- REQUIRED WORK
Every entry below is to be retyped exactly as it stands.

[Records contained in a dataset]
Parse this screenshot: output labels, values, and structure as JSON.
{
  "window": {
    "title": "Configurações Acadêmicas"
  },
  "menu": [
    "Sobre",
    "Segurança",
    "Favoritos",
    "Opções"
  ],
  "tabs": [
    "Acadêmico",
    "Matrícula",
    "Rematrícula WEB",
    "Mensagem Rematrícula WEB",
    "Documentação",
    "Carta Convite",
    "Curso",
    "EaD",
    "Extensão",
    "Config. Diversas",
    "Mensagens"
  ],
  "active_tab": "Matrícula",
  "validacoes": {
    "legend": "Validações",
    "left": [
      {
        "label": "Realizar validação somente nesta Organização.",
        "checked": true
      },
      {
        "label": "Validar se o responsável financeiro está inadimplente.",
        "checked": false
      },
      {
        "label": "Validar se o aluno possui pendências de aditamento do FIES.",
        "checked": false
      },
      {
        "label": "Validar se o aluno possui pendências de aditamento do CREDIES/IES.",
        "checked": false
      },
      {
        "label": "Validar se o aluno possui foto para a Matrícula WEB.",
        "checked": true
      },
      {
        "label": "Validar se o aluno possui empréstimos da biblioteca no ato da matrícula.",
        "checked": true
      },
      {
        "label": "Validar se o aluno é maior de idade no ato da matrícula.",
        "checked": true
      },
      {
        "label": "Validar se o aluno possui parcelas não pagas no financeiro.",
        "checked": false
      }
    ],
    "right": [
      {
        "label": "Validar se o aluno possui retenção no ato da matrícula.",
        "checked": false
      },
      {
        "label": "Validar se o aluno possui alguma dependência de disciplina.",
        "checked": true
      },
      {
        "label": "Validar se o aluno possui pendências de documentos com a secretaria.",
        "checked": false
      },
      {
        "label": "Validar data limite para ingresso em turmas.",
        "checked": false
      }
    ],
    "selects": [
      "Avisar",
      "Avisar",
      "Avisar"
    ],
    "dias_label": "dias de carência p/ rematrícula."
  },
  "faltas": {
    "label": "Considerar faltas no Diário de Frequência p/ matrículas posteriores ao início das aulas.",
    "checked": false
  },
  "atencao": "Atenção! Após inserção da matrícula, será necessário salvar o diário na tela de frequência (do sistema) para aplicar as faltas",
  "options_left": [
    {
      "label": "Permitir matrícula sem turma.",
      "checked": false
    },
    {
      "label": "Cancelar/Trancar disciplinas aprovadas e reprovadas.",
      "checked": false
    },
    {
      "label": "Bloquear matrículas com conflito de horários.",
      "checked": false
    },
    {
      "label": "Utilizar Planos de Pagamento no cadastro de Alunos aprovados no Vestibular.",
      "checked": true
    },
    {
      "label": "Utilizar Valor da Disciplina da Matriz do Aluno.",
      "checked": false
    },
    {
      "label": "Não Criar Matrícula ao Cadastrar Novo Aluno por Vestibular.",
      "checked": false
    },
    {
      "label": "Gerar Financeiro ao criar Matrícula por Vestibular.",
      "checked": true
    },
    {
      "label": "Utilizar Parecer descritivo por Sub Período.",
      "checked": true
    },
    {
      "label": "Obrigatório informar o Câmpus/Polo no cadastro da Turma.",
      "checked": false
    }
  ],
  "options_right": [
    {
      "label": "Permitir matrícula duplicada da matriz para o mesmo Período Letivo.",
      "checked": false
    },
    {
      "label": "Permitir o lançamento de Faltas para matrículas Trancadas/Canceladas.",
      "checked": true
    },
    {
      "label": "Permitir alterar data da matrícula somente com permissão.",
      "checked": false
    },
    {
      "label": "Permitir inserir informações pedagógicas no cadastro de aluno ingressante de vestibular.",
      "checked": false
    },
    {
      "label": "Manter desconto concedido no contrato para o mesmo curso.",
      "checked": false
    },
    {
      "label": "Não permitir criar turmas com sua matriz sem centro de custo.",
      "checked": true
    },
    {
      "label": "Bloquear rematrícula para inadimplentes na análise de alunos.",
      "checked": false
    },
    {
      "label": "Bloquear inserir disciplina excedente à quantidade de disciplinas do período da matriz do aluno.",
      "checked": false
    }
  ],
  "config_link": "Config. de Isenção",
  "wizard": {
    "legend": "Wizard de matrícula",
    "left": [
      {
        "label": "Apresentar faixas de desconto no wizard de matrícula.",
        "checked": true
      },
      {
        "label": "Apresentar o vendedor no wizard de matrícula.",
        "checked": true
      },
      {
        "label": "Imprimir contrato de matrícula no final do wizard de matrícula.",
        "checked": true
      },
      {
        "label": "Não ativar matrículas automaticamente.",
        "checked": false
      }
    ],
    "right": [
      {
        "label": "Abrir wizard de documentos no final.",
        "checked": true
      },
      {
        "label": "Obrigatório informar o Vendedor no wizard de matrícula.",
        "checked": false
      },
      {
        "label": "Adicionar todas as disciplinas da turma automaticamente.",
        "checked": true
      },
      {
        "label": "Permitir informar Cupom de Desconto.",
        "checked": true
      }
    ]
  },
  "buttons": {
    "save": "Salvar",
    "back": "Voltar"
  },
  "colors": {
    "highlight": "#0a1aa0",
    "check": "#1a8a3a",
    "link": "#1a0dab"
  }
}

- PROBLEM SOLUTION
Parse this screenshot: output labels, values, and structure as JSON.
{
  "window": {
    "title": "Configurações Acadêmicas"
  },
  "menu": [
    "Sobre",
    "Segurança",
    "Favoritos",
    "Opções"
  ],
  "tabs": [
    "Acadêmico",
    "Matrícula",
    "Rematrícula WEB",
    "Mensagem Rematrícula WEB",
    "Documentação",
    "Carta Convite",
    "Curso",
    "EaD",
    "Extensão",
    "Config. Diversas",
    "Mensagens"
  ],
  "active_tab": "Matrícula",
  "validacoes": {
    "legend": "Validações",
    "left": [
      {
        "label": "Realizar validação somente nesta Organização.",
        "checked": true
      },
      {
        "label": "Validar se o responsável financeiro está inadimplente.",
        "checked": false
      },
      {
        "label": "Validar se o aluno possui pendências de aditamento do FIES.",
        "checked": false
      },
      {
        "label": "Validar se o aluno possui pendências de aditamento do CREDIES/IES.",
        "checked": false
      },
      {
        "label": "Validar se o aluno possui foto para a Matrícula WEB.",
        "checked": true
      },
      {
        "label": "Validar se o aluno possui empréstimos da biblioteca no ato da matrícula.",
        "checked": true
      },
      {
        "label": "Validar se o aluno é maior de idade no ato da matrícula.",
        "checked": true
      },
      {
        "label": "Validar se o aluno possui parcelas não pagas no financeiro.",
        "checked": false
      }
    ],
    "right": [
      {
        "label": "Validar se o aluno possui retenção no ato da matrícula.",
        "checked": false
      },
      {
        "label": "Validar se o aluno possui alguma dependência de disciplina.",
        "checked": true
      },
      {
        "label": "Validar se o aluno possui pendências de documentos com a secretaria.",
        "checked": false
      },
      {
        "label": "Validar data limite para ingresso em turmas.",
        "checked": false
      }
    ],
    "selects": [
      "Avisar",
      "Avisar",
      "Avisar"
    ],
    "dias_label": "dias de carência p/ rematrícula."
  },
  "faltas": {
    "label": "Considerar faltas no Diário de Frequência p/ matrículas posteriores ao início das aulas.",
    "checked": false
  },
  "atencao": "Atenção! Após inserção da matrícula, será necessário salvar o diário na tela de frequência (do sistema) para aplicar as faltas",
  "options_left": [
    {
      "label": "Permitir matrícula sem turma.",
      "checked": false
    },
    {
      "label": "Cancelar/Trancar disciplinas aprovadas e reprovadas.",
      "checked": false
    },
    {
      "label": "Bloquear matrículas com conflito de horários.",
      "checked": false
    },
    {
      "label": "Utilizar Planos de Pagamento no cadastro de Alunos aprovados no Vestibular.",
      "checked": true
    },
    {
      "label": "Utilizar Valor da Disciplina da Matriz do Aluno.",
      "checked": false
    },
    {
      "label": "Não Criar Matrícula ao Cadastrar Novo Aluno por Vestibular.",
      "checked": false
    },
    {
      "label": "Gerar Financeiro ao criar Matrícula por Vestibular.",
      "checked": true
    },
    {
      "label": "Utilizar Parecer descritivo por Sub Período.",
      "checked": true
    },
    {
      "label": "Obrigatório informar o Câmpus/Polo no cadastro da Turma.",
      "checked": false
    }
  ],
  "options_right": [
    {
      "label": "Permitir matrícula duplicada da matriz para o mesmo Período Letivo.",
      "checked": false
    },
    {
      "label": "Permitir o lançamento de Faltas para matrículas Trancadas/Canceladas.",
      "checked": true
    },
    {
      "label": "Permitir alterar data da matrícula somente com permissão.",
      "checked": false
    },
    {
      "label": "Permitir inserir informações pedagógicas no cadastro de aluno ingressante de vestibular.",
      "checked": false
    },
    {
      "label": "Manter desconto concedido no contrato para o mesmo curso.",
      "checked": false
    },
    {
      "label": "Não permitir criar turmas com sua matriz sem centro de custo.",
      "checked": true
    },
    {
      "label": "Bloquear rematrícula para inadimplentes na análise de alunos.",
      "checked": false
    },
    {
      "label": "Bloquear inserir disciplina excedente à quantidade de disciplinas do período da matriz do aluno.",
      "checked": false
    }
  ],
  "config_link": "Config. de Isenção",
  "wizard": {
    "legend": "Wizard de matrícula",
    "left": [
      {
        "label": "Apresentar faixas de desconto no wizard de matrícula.",
        "checked": true
      },
      {
        "label": "Apresentar o vendedor no wizard de matrícula.",
        "checked": true
      },
      {
        "label": "Imprimir contrato de matrícula no final do wizard de matrícula.",
        "checked": true
      },
      {
        "label": "Não ativar matrículas automaticamente.",
        "checked": false
      }
    ],
    "right": [
      {
        "label": "Abrir wizard de documentos no final.",
        "checked": true
      },
      {
        "label": "Obrigatório informar o Vendedor no wizard de matrícula.",
        "checked": false
      },
      {
        "label": "Adicionar todas as disciplinas da turma automaticamente.",
        "checked": true
      },
      {
        "label": "Permitir informar Cupom de Desconto.",
        "checked": true
      }
    ]
  },
  "buttons": {
    "save": "Salvar",
    "back": "Voltar"
  },
  "colors": {
    "highlight": "#0a1aa0",
    "check": "#1a8a3a",
    "link": "#1a0dab"
  }
}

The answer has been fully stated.